Each record below should be repeated precisely as written.

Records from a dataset
*** Block opens ***
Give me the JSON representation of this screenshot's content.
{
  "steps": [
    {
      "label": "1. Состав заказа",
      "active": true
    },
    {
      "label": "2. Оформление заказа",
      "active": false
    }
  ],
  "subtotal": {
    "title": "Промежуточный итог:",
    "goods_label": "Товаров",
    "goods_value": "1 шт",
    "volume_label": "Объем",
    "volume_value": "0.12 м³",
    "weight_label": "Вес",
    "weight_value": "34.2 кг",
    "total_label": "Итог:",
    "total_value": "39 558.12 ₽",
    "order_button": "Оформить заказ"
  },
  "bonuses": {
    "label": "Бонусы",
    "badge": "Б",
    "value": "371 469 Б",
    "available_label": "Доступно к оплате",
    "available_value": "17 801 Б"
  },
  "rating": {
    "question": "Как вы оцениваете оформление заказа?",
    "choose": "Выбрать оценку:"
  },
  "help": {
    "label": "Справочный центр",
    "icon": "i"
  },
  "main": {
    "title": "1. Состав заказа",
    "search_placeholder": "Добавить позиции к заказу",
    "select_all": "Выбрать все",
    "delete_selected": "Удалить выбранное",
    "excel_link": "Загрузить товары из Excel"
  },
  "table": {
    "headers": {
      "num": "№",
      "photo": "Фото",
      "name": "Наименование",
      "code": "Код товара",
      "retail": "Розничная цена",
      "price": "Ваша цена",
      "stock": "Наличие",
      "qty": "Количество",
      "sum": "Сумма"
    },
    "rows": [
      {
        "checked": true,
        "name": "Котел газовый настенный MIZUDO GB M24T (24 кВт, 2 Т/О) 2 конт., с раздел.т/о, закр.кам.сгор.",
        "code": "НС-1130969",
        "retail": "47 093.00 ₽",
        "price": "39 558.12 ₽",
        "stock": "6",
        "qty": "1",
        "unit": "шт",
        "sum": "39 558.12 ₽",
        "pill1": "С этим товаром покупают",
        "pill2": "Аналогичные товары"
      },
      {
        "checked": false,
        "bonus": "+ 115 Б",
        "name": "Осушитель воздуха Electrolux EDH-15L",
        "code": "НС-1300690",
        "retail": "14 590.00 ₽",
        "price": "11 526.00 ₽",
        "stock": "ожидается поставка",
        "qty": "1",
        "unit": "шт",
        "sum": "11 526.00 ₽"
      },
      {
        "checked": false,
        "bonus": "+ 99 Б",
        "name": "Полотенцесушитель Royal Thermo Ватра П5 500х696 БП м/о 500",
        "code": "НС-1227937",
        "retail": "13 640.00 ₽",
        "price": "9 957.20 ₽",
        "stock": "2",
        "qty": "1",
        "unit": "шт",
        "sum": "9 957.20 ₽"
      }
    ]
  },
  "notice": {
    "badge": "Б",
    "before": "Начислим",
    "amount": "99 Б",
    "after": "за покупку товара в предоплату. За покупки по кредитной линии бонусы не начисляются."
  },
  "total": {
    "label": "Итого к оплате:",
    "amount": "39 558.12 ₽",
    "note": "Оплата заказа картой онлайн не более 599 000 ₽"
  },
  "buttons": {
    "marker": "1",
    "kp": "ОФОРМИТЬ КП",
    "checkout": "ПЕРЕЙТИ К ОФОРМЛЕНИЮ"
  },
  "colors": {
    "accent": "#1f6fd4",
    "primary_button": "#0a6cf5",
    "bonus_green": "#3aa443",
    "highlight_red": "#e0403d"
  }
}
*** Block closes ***
Solution to this exercise -
Give me the JSON representation of this screenshot's content.
{
  "steps": [
    {
      "label": "1. Состав заказа",
      "active": true
    },
    {
      "label": "2. Оформление заказа",
      "active": false
    }
  ],
  "subtotal": {
    "title": "Промежуточный итог:",
    "goods_label": "Товаров",
    "goods_value": "1 шт",
    "volume_label": "Объем",
    "volume_value": "0.12 м³",
    "weight_label": "Вес",
    "weight_value": "34.2 кг",
    "total_label": "Итог:",
    "total_value": "39 558.12 ₽",
    "order_button": "Оформить заказ"
  },
  "bonuses": {
    "label": "Бонусы",
    "badge": "Б",
    "value": "371 469 Б",
    "available_label": "Доступно к оплате",
    "available_value": "17 801 Б"
  },
  "rating": {
    "question": "Как вы оцениваете оформление заказа?",
    "choose": "Выбрать оценку:"
  },
  "help": {
    "label": "Справочный центр",
    "icon": "i"
  },
  "main": {
    "title": "1. Состав заказа",
    "search_placeholder": "Добавить позиции к заказу",
    "select_all": "Выбрать все",
    "delete_selected": "Удалить выбранное",
    "excel_link": "Загрузить товары из Excel"
  },
  "table": {
    "headers": {
      "num": "№",
      "photo": "Фото",
      "name": "Наименование",
      "code": "Код товара",
      "retail": "Розничная цена",
      "price": "Ваша цена",
      "stock": "Наличие",
      "qty": "Количество",
      "sum": "Сумма"
    },
    "rows": [
      {
        "checked": true,
        "name": "Котел газовый настенный MIZUDO GB M24T (24 кВт, 2 Т/О) 2 конт., с раздел.т/о, закр.кам.сгор.",
        "code": "НС-1130969",
        "retail": "47 093.00 ₽",
        "price": "39 558.12 ₽",
        "stock": "6",
        "qty": "1",
        "unit": "шт",
        "sum": "39 558.12 ₽",
        "pill1": "С этим товаром покупают",
        "pill2": "Аналогичные товары"
      },
      {
        "checked": false,
        "bonus": "+ 115 Б",
        "name": "Осушитель воздуха Electrolux EDH-15L",
        "code": "НС-1300690",
        "retail": "14 590.00 ₽",
        "price": "11 526.00 ₽",
        "stock": "ожидается поставка",
        "qty": "1",
        "unit": "шт",
        "sum": "11 526.00 ₽"
      },
      {
        "checked": false,
        "bonus": "+ 99 Б",
        "name": "Полотенцесушитель Royal Thermo Ватра П5 500х696 БП м/о 500",
        "code": "НС-1227937",
        "retail": "13 640.00 ₽",
        "price": "9 957.20 ₽",
        "stock": "2",
        "qty": "1",
        "unit": "шт",
        "sum": "9 957.20 ₽"
      }
    ]
  },
  "notice": {
    "badge": "Б",
    "before": "Начислим",
    "amount": "99 Б",
    "after": "за покупку товара в предоплату. За покупки по кредитной линии бонусы не начисляются."
  },
  "total": {
    "label": "Итого к оплате:",
    "amount": "39 558.12 ₽",
    "note": "Оплата заказа картой онлайн не более 599 000 ₽"
  },
  "buttons": {
    "marker": "1",
    "kp": "ОФОРМИТЬ КП",
    "checkout": "ПЕРЕЙТИ К ОФОРМЛЕНИЮ"
  },
  "colors": {
    "accent": "#1f6fd4",
    "primary_button": "#0a6cf5",
    "bonus_green": "#3aa443",
    "highlight_red": "#e0403d"
  }
}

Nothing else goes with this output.